Working from the records beneath this line, reproduce each one exactly.

★ ★ ★ ★

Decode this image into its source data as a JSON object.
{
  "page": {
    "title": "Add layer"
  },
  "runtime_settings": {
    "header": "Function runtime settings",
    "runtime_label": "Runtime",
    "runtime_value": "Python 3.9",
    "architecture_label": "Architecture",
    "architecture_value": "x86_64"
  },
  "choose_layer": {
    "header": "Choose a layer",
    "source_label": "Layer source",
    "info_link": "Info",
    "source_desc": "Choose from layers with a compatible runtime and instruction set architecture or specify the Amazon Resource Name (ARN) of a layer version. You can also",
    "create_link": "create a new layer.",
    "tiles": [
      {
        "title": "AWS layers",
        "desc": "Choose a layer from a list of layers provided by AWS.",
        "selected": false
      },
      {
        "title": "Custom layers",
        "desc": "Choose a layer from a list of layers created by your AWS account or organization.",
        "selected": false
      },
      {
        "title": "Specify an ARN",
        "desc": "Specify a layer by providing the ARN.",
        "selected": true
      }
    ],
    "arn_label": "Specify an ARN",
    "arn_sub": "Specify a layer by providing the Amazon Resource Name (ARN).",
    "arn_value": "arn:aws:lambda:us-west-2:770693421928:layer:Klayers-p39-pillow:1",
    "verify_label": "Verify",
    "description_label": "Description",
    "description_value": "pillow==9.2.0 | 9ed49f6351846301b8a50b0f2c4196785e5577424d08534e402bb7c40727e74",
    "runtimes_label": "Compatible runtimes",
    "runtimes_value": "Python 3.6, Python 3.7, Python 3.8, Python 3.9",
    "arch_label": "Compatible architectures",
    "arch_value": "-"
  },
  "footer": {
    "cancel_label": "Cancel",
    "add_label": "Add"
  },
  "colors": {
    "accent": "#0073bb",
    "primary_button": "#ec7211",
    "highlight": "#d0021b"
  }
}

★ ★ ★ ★

Your solution:
Decode this image into its source data as a JSON object.
{
  "page": {
    "title": "Add layer"
  },
  "runtime_settings": {
    "header": "Function runtime settings",
    "runtime_label": "Runtime",
    "runtime_value": "Python 3.9",
    "architecture_label": "Architecture",
    "architecture_value": "x86_64"
  },
  "choose_layer": {
    "header": "Choose a layer",
    "source_label": "Layer source",
    "info_link": "Info",
    "source_desc": "Choose from layers with a compatible runtime and instruction set architecture or specify the Amazon Resource Name (ARN) of a layer version. You can also",
    "create_link": "create a new layer.",
    "tiles": [
      {
        "title": "AWS layers",
        "desc": "Choose a layer from a list of layers provided by AWS.",
        "selected": false
      },
      {
        "title": "Custom layers",
        "desc": "Choose a layer from a list of layers created by your AWS account or organization.",
        "selected": false
      },
      {
        "title": "Specify an ARN",
        "desc": "Specify a layer by providing the ARN.",
        "selected": true
      }
    ],
    "arn_label": "Specify an ARN",
    "arn_sub": "Specify a layer by providing the Amazon Resource Name (ARN).",
    "arn_value": "arn:aws:lambda:us-west-2:770693421928:layer:Klayers-p39-pillow:1",
    "verify_label": "Verify",
    "description_label": "Description",
    "description_value": "pillow==9.2.0 | 9ed49f6351846301b8a50b0f2c4196785e5577424d08534e402bb7c40727e74",
    "runtimes_label": "Compatible runtimes",
    "runtimes_value": "Python 3.6, Python 3.7, Python 3.8, Python 3.9",
    "arch_label": "Compatible architectures",
    "arch_value": "-"
  },
  "footer": {
    "cancel_label": "Cancel",
    "add_label": "Add"
  },
  "colors": {
    "accent": "#0073bb",
    "primary_button": "#ec7211",
    "highlight": "#d0021b"
  }
}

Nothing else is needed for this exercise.